A peaberry coffee bean results from a coffee cherry (fruit) producing just one relatively round (football-shaped) seed (bean) as opposed to the usual two half-beans which are roundish on one side and flat on the other side.
The peaberry has a reputation for having a better or more intense flavor profile. This may be the case some of the time but other times the peaberry will be no better than a flat bean from the same crop. One advantage that peaberries do have is that since they are rounded they do roast a little more evenly and a little easier, but this is only advantageous for novice coffee roasters.
This is especially important in the case of rustic roasting methods where agitation may not be as thorough as in more modern roasters. This is one reason that it is believe that peaberries have a traditional reputation for superior quality.

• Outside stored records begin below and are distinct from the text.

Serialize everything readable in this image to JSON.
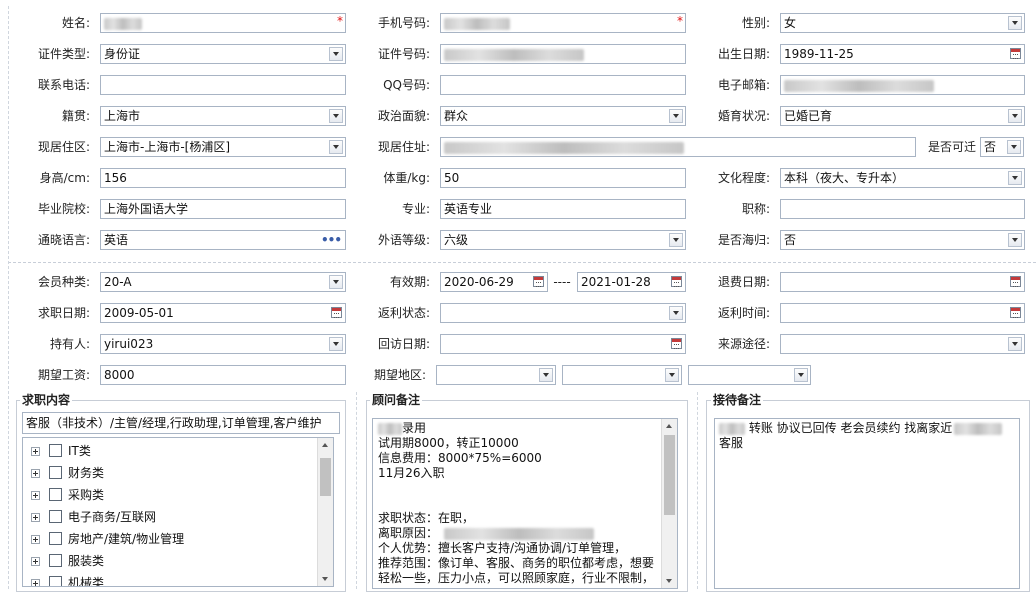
{
  "form": {
    "name": {
      "label": "姓名:",
      "value": ""
    },
    "mobile": {
      "label": "手机号码:",
      "value": ""
    },
    "gender": {
      "label": "性别:",
      "value": "女"
    },
    "id_type": {
      "label": "证件类型:",
      "value": "身份证"
    },
    "id_number": {
      "label": "证件号码:",
      "value": ""
    },
    "birth_date": {
      "label": "出生日期:",
      "value": "1989-11-25"
    },
    "contact_phone": {
      "label": "联系电话:",
      "value": ""
    },
    "qq": {
      "label": "QQ号码:",
      "value": ""
    },
    "email": {
      "label": "电子邮箱:",
      "value": ""
    },
    "native_place": {
      "label": "籍贯:",
      "value": "上海市"
    },
    "political_status": {
      "label": "政治面貌:",
      "value": "群众"
    },
    "marital_status": {
      "label": "婚育状况:",
      "value": "已婚已育"
    },
    "residence_area": {
      "label": "现居住区:",
      "value": "上海市-上海市-[杨浦区]"
    },
    "residence_address": {
      "label": "现居住址:",
      "value": ""
    },
    "relocatable": {
      "label": "是否可迁",
      "value": "否"
    },
    "height": {
      "label": "身高/cm:",
      "value": "156"
    },
    "weight": {
      "label": "体重/kg:",
      "value": "50"
    },
    "education": {
      "label": "文化程度:",
      "value": "本科（夜大、专升本）"
    },
    "school": {
      "label": "毕业院校:",
      "value": "上海外国语大学"
    },
    "major": {
      "label": "专业:",
      "value": "英语专业"
    },
    "title": {
      "label": "职称:",
      "value": ""
    },
    "language": {
      "label": "通晓语言:",
      "value": "英语"
    },
    "language_level": {
      "label": "外语等级:",
      "value": "六级"
    },
    "overseas": {
      "label": "是否海归:",
      "value": "否"
    }
  },
  "membership": {
    "member_type": {
      "label": "会员种类:",
      "value": "20-A"
    },
    "valid_period": {
      "label": "有效期:",
      "start": "2020-06-29",
      "separator": "----",
      "end": "2021-01-28"
    },
    "refund_date": {
      "label": "退费日期:",
      "value": ""
    },
    "job_seek_date": {
      "label": "求职日期:",
      "value": "2009-05-01"
    },
    "rebate_status": {
      "label": "返利状态:",
      "value": ""
    },
    "rebate_time": {
      "label": "返利时间:",
      "value": ""
    },
    "holder": {
      "label": "持有人:",
      "value": "yirui023"
    },
    "visit_date": {
      "label": "回访日期:",
      "value": ""
    },
    "source": {
      "label": "来源途径:",
      "value": ""
    },
    "expected_salary": {
      "label": "期望工资:",
      "value": "8000"
    },
    "expected_region": {
      "label": "期望地区:",
      "values": [
        "",
        "",
        ""
      ]
    }
  },
  "job_panel": {
    "title": "求职内容",
    "summary": "客服（非技术）/主管/经理,行政助理,订单管理,客户维护",
    "tree": [
      "IT类",
      "财务类",
      "采购类",
      "电子商务/互联网",
      "房地产/建筑/物业管理",
      "服装类",
      "机械类"
    ]
  },
  "advisor_panel": {
    "title": "顾问备注",
    "lines": [
      {
        "pre": "",
        "text": "录用",
        "blur": true
      },
      {
        "pre": "",
        "text": "试用期8000，转正10000"
      },
      {
        "pre": "",
        "text": "信息费用：8000*75%=6000"
      },
      {
        "pre": "",
        "text": "11月26入职"
      },
      {
        "pre": "",
        "text": ""
      },
      {
        "pre": "",
        "text": ""
      },
      {
        "pre": "",
        "text": "求职状态：在职，"
      },
      {
        "pre": "",
        "text": "离职原因："
      },
      {
        "pre": "",
        "text": "个人优势：擅长客户支持/沟通协调/订单管理，"
      },
      {
        "pre": "",
        "text": "推荐范围：像订单、客服、商务的职位都考虑，想要"
      },
      {
        "pre": "",
        "text": "轻松一些，压力小点，可以照顾家庭，行业不限制，"
      }
    ]
  },
  "reception_panel": {
    "title": "接待备注",
    "text_a": "转账 协议已回传 老会员续约 找离家近",
    "text_b": "客服"
  }
}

Ultimately, peaberries aren’t much different from their smaller siblings – the flavors will be very similar (coming from the same trees). The primary difference is to the roaster, who may have an easier time developing a consistent roast from a uniformly sized coffee bean.
Sorting and Grading
Peaberry coffee beans are typically separated from the rest of the coffee crop and sold as a higher grade of coffee bean.
The process is labor intensive and typically only makes sense for countries where the coffee has a good reputation to begin with, and therefore the demand for a premium or special grade of coffee bean justifies the investment in picking them out and selling them separately.
From one to nine percent of any crop are peaberry, and they are said to have a higher density and more concentrated, robust flavor, rich aroma and with a distinct acidity – brighter yet lighter – than non-peaberry coffee beans from the same crop.
Peaberry Coffee Notes
Peaberry coffee beans, which are also called caracol coffee beans or caracolillo coffee beans, are considered the “champagne of coffee beans.”
Coffee and Espresso Brewing Tips
Also check out the evolution of coffee and espresso recounted in detail in our World’s Best History of Coffee.